There’s been some confusion over the years whether or not a great white shark was caught off Ucluelet in 2005. Specifically, it’s this image, of what appears to be a large great white, dead and hoisted above the wharf. Go here to see one of the many posts regarding this rumour.
Anyway, while it appears to be a great white, it’s actually a mako shark, which look similar and are closely related, but it’s not JAWS. The harbour isn’t Ucluelet either. Rather, it’s Yarmouth, Nova Scotia. Tanya Dowdall, a park ranger at Pacific Rim National Park points out that the area code (902) on the boom in the background of the picture gives it away. And as she also comments, it’s a sad story how this shark died. The mako shark is a magnificent creature that can leap right out of the water. Only a privileged few have seen the mako – the world’s fastest swimmer – in its natural environment. It’s also critically endangered. So why kill it? Sheer f*#%ing stupidity.

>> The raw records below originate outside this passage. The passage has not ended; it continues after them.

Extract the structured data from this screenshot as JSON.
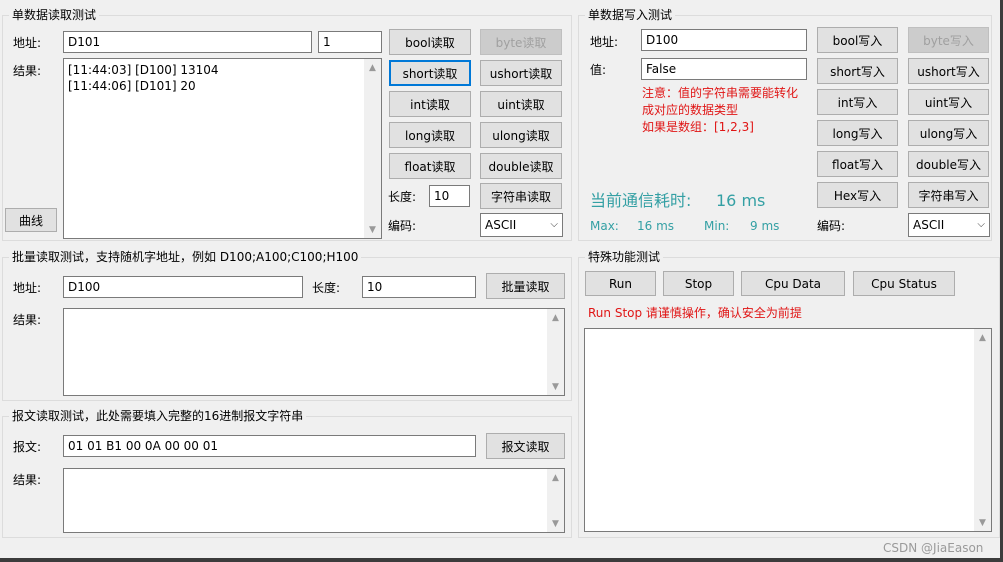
{
  "single_read": {
    "title": "单数据读取测试",
    "address_label": "地址:",
    "address_value": "D101",
    "count_value": "1",
    "result_label": "结果:",
    "results": [
      "[11:44:03] [D100] 13104",
      "[11:44:06] [D101] 20"
    ],
    "curve_button": "曲线",
    "buttons": {
      "bool": "bool读取",
      "byte": "byte读取",
      "short": "short读取",
      "ushort": "ushort读取",
      "int": "int读取",
      "uint": "uint读取",
      "long": "long读取",
      "ulong": "ulong读取",
      "float": "float读取",
      "double": "double读取",
      "string": "字符串读取"
    },
    "length_label": "长度:",
    "length_value": "10",
    "encoding_label": "编码:",
    "encoding_value": "ASCII"
  },
  "single_write": {
    "title": "单数据写入测试",
    "address_label": "地址:",
    "address_value": "D100",
    "value_label": "值:",
    "value_value": "False",
    "note_lines": [
      "注意：值的字符串需要能转化",
      "成对应的数据类型",
      "如果是数组：[1,2,3]"
    ],
    "comm_time_label": "当前通信耗时:",
    "comm_time_value": "16 ms",
    "max_label": "Max:",
    "max_value": "16 ms",
    "min_label": "Min:",
    "min_value": "9 ms",
    "buttons": {
      "bool": "bool写入",
      "byte": "byte写入",
      "short": "short写入",
      "ushort": "ushort写入",
      "int": "int写入",
      "uint": "uint写入",
      "long": "long写入",
      "ulong": "ulong写入",
      "float": "float写入",
      "double": "double写入",
      "hex": "Hex写入",
      "string": "字符串写入"
    },
    "encoding_label": "编码:",
    "encoding_value": "ASCII"
  },
  "batch_read": {
    "title": "批量读取测试，支持随机字地址，例如 D100;A100;C100;H100",
    "address_label": "地址:",
    "address_value": "D100",
    "length_label": "长度:",
    "length_value": "10",
    "button": "批量读取",
    "result_label": "结果:"
  },
  "message_read": {
    "title": "报文读取测试，此处需要填入完整的16进制报文字符串",
    "message_label": "报文:",
    "message_value": "01 01 B1 00 0A 00 00 01",
    "button": "报文读取",
    "result_label": "结果:"
  },
  "special": {
    "title": "特殊功能测试",
    "buttons": {
      "run": "Run",
      "stop": "Stop",
      "cpu_data": "Cpu Data",
      "cpu_status": "Cpu Status"
    },
    "warning": "Run Stop 请谨慎操作，确认安全为前提"
  },
  "watermark": "CSDN @JiaEason",
  "colors": {
    "warning": "#e01515",
    "stats": "#34a0a4",
    "focus": "#0078d7"
  }
}
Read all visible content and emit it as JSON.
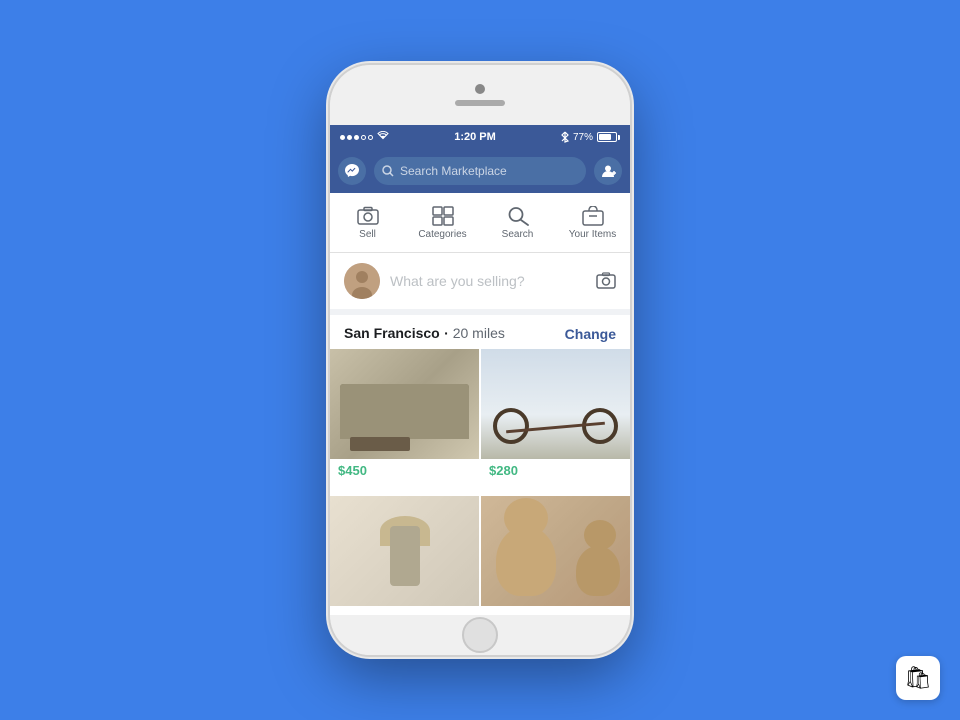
{
  "background": {
    "color": "#3d7fe8"
  },
  "status_bar": {
    "signal": "●●●○○",
    "wifi": "wifi",
    "time": "1:20 PM",
    "bluetooth": "bluetooth",
    "battery_pct": "77%"
  },
  "nav_bar": {
    "search_placeholder": "Search Marketplace",
    "messenger_icon": "messenger-icon",
    "profile_icon": "profile-icon"
  },
  "tab_bar": {
    "tabs": [
      {
        "id": "sell",
        "label": "Sell",
        "icon": "camera-icon"
      },
      {
        "id": "categories",
        "label": "Categories",
        "icon": "grid-icon"
      },
      {
        "id": "search",
        "label": "Search",
        "icon": "search-icon"
      },
      {
        "id": "your-items",
        "label": "Your Items",
        "icon": "bag-icon"
      }
    ]
  },
  "post_bar": {
    "placeholder": "What are you selling?"
  },
  "location": {
    "city": "San Francisco",
    "distance": "20 miles",
    "change_label": "Change"
  },
  "products": [
    {
      "id": "sofa",
      "price": "$450",
      "type": "sofa"
    },
    {
      "id": "bike",
      "price": "$280",
      "type": "bike"
    },
    {
      "id": "lamp",
      "price": "",
      "type": "lamp"
    },
    {
      "id": "bears",
      "price": "",
      "type": "bears"
    }
  ],
  "watermark": {
    "icon": "🛍"
  }
}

So to answer a question that pops up from time to time. Are there great white sharks off Tofino (and Vancouver Island)? Actually, there are. But they’re very, very rare. There’s photographic evidence of juvenile great white shark bites at the BC Shark Reports blog (where Tanya Dowdall sometimes contributes). To my knowledge this is the only proof of great whites off Vancouver Island, although I’ve heard that surfers and fishermen occasionally see them far off shore. The great whites that do swim this way are usually juveniles, and the theory is they learn the art of stealth and hunting when they’re this far north.

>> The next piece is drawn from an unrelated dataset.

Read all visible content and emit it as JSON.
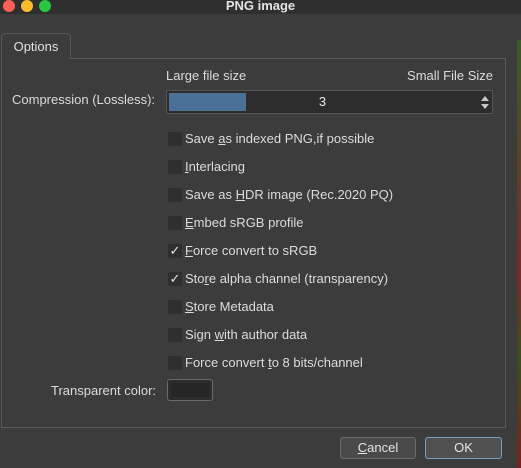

I should emphasize though that great whites in Canadian waters are very, very rare, and if you actually saw one, you’d be in very select company, as there have been less than five confirmed sightings of great whites off Vancouver Island in 50 years. We do get the odd salmon shark, but its sexy cousin, the great white, is pretty darn elusive.
And I’ve said this a thousand times. GREAT WHITE SHARKS DON’T EAT PEOPLE. In the few occasions when they have taken a swimmer or surfer, it’s a case of mistaken identity (a surfer looks very much like an elephant seal from below), and they swim away. But when this happens, the media jumps all over it and demonizes sharks, and the authorities and “do-gooders” with an IQ below 75 slaughter the sharks (to the point that some species are down 90%).

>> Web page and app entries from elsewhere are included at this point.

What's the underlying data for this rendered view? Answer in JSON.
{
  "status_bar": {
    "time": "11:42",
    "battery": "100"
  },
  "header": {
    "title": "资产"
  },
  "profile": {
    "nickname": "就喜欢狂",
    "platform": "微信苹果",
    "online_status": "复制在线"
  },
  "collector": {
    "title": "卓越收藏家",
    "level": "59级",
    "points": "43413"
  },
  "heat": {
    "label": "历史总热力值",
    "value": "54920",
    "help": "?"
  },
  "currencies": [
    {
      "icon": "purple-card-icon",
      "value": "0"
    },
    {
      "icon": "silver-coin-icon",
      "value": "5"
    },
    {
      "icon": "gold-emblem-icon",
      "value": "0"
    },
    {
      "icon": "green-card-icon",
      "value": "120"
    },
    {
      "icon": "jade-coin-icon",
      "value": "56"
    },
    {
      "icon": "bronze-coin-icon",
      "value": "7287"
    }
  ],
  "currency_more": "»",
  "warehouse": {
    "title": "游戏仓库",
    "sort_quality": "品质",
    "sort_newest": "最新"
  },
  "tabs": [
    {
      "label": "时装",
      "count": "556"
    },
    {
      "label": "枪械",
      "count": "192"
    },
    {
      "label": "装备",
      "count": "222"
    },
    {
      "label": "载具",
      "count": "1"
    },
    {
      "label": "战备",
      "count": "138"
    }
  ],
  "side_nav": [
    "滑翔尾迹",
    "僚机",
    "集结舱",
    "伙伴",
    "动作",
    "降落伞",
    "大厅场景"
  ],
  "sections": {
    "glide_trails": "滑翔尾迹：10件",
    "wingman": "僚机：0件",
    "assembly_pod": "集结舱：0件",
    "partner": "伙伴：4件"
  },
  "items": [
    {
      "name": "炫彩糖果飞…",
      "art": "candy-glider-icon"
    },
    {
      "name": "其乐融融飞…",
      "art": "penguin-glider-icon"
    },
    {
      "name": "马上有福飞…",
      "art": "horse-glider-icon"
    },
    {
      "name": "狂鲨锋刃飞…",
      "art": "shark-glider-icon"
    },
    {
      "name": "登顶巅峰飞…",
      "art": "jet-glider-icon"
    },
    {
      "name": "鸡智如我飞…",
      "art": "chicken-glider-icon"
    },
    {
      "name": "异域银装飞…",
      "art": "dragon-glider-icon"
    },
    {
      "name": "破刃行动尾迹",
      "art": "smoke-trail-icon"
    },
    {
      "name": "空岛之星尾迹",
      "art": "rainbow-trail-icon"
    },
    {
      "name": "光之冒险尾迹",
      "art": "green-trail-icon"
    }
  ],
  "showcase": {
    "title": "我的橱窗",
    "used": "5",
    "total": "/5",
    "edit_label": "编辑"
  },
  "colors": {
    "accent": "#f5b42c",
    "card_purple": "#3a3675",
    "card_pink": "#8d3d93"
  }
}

Sorry, I’m done preaching for the day. Are there great white sharks off Tofino? On a very few special occasions, but the way they’re being killed, our generation could be the last to see one, if at all. Unless we do something to protect them.